Work through the data below and give the number of lines holding the word "this", without any other text.

# # #

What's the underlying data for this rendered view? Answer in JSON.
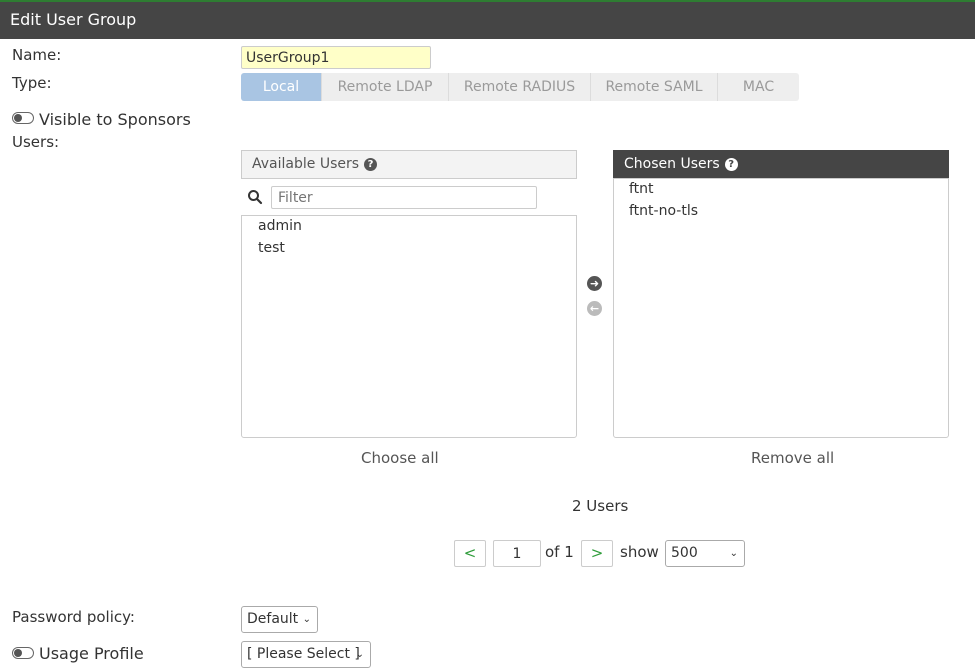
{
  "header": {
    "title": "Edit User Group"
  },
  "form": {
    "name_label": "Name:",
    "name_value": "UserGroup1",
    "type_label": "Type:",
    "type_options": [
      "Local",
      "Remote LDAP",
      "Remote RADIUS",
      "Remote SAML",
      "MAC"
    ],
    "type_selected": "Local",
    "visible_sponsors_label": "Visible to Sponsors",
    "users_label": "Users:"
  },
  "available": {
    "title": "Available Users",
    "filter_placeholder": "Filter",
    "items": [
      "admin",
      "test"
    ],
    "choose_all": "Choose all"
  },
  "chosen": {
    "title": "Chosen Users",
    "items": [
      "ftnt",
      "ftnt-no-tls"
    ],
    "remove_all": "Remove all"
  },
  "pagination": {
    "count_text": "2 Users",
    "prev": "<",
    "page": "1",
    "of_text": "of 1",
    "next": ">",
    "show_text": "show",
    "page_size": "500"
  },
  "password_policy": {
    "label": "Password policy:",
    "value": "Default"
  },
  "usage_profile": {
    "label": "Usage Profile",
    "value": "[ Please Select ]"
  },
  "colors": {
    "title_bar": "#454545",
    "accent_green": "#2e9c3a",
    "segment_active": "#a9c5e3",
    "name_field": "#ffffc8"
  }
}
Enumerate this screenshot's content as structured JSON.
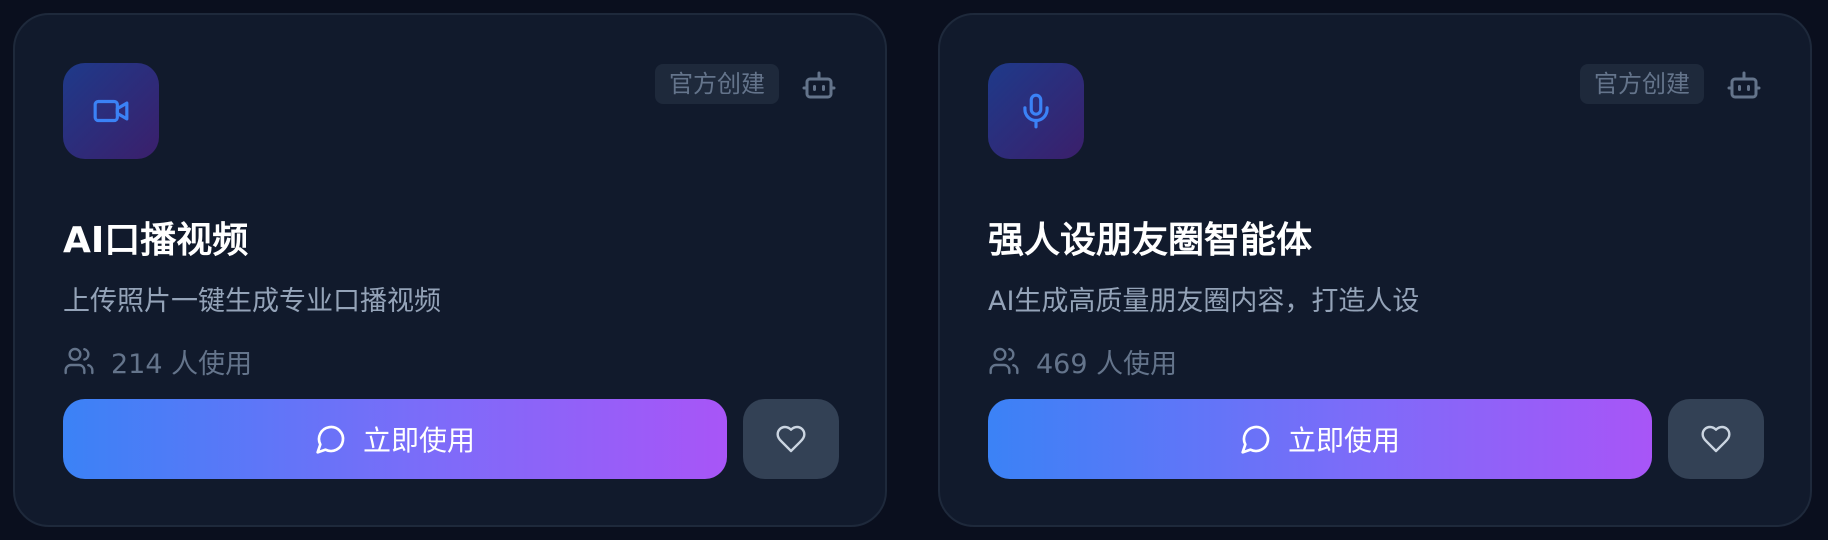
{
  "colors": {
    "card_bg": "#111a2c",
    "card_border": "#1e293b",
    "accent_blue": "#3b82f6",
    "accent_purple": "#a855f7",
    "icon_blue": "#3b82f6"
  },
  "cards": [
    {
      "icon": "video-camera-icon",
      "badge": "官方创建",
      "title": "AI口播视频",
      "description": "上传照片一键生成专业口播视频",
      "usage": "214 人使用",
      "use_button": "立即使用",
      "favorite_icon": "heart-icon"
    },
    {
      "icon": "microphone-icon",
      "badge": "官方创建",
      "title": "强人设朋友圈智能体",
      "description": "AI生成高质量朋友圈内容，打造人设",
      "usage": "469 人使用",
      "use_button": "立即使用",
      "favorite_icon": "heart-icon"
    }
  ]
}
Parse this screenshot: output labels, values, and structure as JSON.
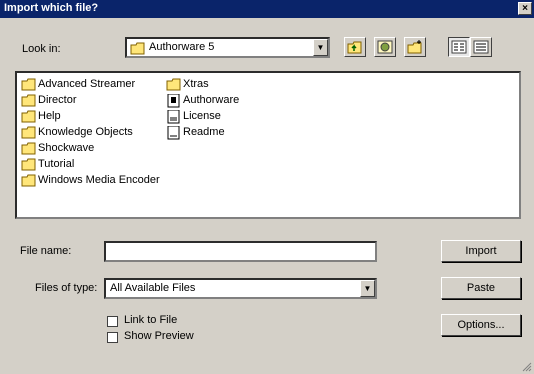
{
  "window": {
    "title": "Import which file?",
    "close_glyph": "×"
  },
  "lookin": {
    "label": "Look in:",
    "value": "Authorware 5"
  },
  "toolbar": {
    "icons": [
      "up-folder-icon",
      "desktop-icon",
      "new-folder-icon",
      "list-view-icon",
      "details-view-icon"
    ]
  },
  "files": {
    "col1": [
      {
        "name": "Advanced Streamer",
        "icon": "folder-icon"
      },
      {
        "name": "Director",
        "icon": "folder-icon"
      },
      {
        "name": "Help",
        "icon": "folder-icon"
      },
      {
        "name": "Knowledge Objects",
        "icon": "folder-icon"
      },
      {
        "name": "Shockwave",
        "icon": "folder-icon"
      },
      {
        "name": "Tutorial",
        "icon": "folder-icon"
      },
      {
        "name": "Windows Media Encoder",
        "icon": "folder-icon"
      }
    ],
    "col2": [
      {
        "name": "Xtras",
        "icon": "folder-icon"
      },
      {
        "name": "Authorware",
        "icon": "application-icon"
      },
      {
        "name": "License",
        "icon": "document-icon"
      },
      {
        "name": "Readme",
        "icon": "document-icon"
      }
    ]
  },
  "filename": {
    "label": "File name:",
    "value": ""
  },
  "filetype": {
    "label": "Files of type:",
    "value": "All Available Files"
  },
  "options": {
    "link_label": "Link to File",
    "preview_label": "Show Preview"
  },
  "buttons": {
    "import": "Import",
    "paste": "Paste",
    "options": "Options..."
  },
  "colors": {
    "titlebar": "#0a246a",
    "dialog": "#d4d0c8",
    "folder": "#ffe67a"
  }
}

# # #

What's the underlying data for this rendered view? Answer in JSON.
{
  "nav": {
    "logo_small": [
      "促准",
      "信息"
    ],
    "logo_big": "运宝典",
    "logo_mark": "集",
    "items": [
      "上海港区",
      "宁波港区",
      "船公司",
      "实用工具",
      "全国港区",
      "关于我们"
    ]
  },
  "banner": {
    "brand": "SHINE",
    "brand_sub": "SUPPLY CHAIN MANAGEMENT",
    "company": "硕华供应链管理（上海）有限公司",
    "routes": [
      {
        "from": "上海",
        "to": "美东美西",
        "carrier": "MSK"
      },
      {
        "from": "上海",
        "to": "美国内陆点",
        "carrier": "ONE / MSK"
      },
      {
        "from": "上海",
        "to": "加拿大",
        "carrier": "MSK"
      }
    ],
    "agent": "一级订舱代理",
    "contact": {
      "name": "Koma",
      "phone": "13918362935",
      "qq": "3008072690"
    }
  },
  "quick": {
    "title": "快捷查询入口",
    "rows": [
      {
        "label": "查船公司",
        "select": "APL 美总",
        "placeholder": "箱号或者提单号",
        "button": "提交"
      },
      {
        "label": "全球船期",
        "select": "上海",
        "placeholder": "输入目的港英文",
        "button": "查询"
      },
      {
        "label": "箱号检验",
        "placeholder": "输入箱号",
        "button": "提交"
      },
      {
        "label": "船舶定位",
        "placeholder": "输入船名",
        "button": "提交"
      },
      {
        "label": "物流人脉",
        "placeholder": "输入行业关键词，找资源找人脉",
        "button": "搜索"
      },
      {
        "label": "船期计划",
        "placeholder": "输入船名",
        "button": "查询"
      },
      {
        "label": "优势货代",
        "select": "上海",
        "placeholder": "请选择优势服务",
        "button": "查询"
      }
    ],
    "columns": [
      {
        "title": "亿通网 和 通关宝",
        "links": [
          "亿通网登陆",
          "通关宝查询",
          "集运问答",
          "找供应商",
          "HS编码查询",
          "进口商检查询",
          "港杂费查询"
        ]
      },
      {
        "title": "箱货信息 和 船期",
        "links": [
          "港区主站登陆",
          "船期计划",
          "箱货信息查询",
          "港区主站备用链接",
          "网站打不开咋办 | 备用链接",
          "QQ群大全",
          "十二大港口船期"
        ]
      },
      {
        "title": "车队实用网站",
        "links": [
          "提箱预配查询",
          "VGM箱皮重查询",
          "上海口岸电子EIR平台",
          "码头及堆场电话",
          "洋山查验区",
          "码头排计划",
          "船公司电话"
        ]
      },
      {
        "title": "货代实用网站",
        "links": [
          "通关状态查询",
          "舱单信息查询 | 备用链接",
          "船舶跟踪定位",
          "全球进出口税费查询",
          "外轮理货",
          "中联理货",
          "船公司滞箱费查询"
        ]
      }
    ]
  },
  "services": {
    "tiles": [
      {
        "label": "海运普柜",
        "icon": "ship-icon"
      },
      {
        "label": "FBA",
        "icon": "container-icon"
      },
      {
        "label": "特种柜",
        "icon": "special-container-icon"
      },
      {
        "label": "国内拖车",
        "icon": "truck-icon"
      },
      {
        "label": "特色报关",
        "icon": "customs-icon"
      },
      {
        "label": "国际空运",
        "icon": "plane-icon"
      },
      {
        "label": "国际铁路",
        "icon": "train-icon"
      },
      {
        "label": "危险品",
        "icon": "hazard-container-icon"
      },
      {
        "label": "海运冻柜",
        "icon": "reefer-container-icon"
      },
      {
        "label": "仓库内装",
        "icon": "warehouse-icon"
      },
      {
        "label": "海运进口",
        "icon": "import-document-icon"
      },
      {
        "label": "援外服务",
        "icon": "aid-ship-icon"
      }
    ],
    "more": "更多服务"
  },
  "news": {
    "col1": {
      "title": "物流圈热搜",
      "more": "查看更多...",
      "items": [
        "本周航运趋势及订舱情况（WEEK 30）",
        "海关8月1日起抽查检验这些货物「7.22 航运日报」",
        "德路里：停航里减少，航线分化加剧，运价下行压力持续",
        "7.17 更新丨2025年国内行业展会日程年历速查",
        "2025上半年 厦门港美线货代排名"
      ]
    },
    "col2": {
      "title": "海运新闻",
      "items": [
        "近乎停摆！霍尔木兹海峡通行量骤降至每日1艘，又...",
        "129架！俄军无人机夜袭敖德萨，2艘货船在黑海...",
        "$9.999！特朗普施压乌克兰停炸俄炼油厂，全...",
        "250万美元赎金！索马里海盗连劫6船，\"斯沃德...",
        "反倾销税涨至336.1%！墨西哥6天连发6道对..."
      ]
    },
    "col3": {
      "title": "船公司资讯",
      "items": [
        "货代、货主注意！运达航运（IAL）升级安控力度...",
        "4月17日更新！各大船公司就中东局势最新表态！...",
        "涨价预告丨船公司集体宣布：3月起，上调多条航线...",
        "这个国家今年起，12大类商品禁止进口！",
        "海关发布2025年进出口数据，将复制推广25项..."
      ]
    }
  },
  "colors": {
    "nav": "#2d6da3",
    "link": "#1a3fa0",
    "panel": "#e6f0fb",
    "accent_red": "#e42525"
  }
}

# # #

- WORKED SOLUTION -
4